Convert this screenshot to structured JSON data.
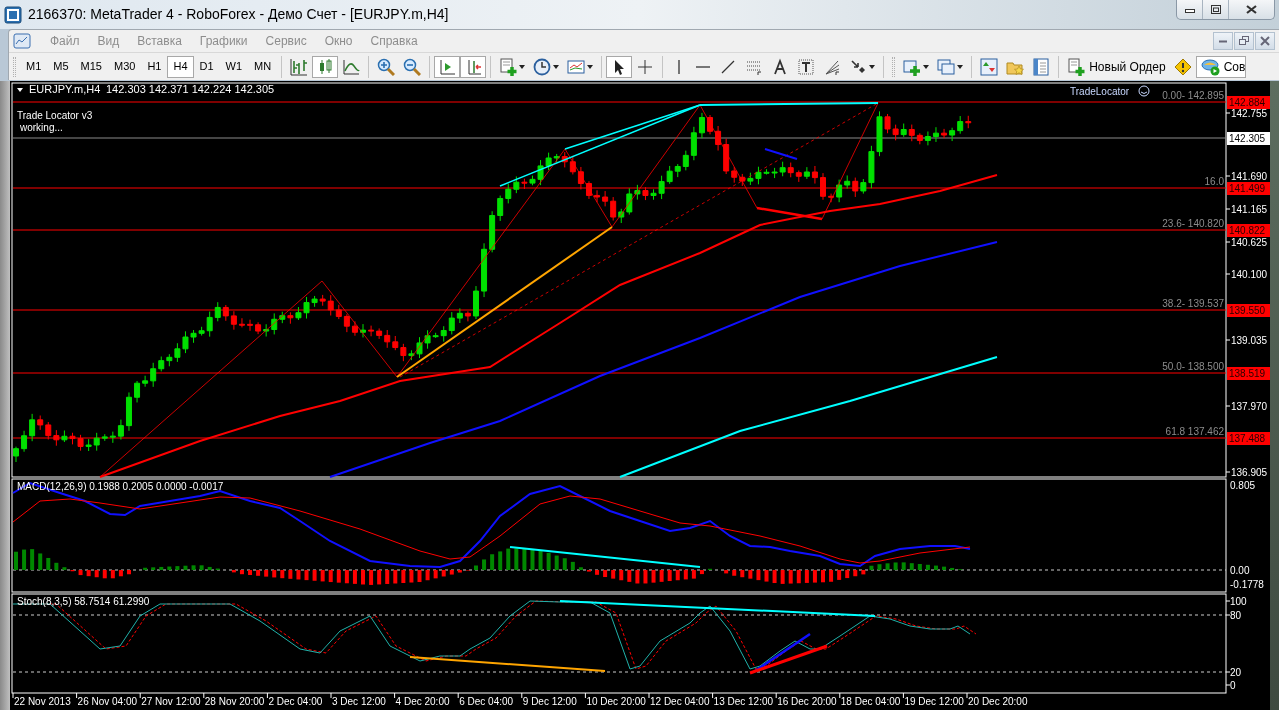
{
  "window": {
    "title": "2166370: MetaTrader 4 - RoboForex - Демо Счет - [EURJPY.m,H4]"
  },
  "menu": [
    {
      "label": "Файл",
      "disabled": true
    },
    {
      "label": "Вид",
      "disabled": true
    },
    {
      "label": "Вставка",
      "disabled": true
    },
    {
      "label": "Графики",
      "disabled": true
    },
    {
      "label": "Сервис",
      "disabled": true
    },
    {
      "label": "Окно",
      "disabled": true
    },
    {
      "label": "Справка",
      "disabled": true
    }
  ],
  "timeframes": [
    {
      "label": "M1",
      "selected": false
    },
    {
      "label": "M5",
      "selected": false
    },
    {
      "label": "M15",
      "selected": false
    },
    {
      "label": "M30",
      "selected": false
    },
    {
      "label": "H1",
      "selected": false
    },
    {
      "label": "H4",
      "selected": true
    },
    {
      "label": "D1",
      "selected": false
    },
    {
      "label": "W1",
      "selected": false
    },
    {
      "label": "MN",
      "selected": false
    }
  ],
  "new_order_button": "Новый Ордер",
  "experts_button": "Сов",
  "chart": {
    "symbol": "EURJPY.m,H4",
    "ohlc": "142.303 142.371 142.224 142.305",
    "indicator_name": "Trade Locator v3",
    "indicator_status": "working...",
    "indicator_badge": "TradeLocator",
    "price_axis": [
      "142.755",
      "141.690",
      "141.165",
      "140.625",
      "140.100",
      "139.035",
      "137.970",
      "136.905"
    ],
    "current_price": "142.305",
    "levels": [
      {
        "label": "0.00- 142.895",
        "price_tag": "142.884"
      },
      {
        "label": "16.0",
        "price_tag": "141.499"
      },
      {
        "label": "23.6- 140.820",
        "price_tag": "140.822"
      },
      {
        "label": "38.2- 139.537",
        "price_tag": "139.550"
      },
      {
        "label": "50.0- 138.500",
        "price_tag": "138.519"
      },
      {
        "label": "61.8 137.462",
        "price_tag": "137.488"
      }
    ]
  },
  "macd": {
    "label": "MACD(12,26,9) 0.1988 0.2005 0.0000 -0.0017",
    "axis": [
      "0.805",
      "0.00",
      "-0.1778"
    ]
  },
  "stochastic": {
    "label": "Stoch(8,3,5) 58.7514 61.2990",
    "axis": [
      "100",
      "80",
      "20",
      "0"
    ]
  },
  "time_axis": [
    "22 Nov 2013",
    "26 Nov 04:00",
    "27 Nov 12:00",
    "28 Nov 20:00",
    "2 Dec 04:00",
    "3 Dec 12:00",
    "4 Dec 20:00",
    "6 Dec 04:00",
    "9 Dec 12:00",
    "10 Dec 20:00",
    "12 Dec 04:00",
    "13 Dec 12:00",
    "16 Dec 20:00",
    "18 Dec 04:00",
    "19 Dec 12:00",
    "20 Dec 20:00"
  ]
}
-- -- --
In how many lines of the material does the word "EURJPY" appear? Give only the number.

2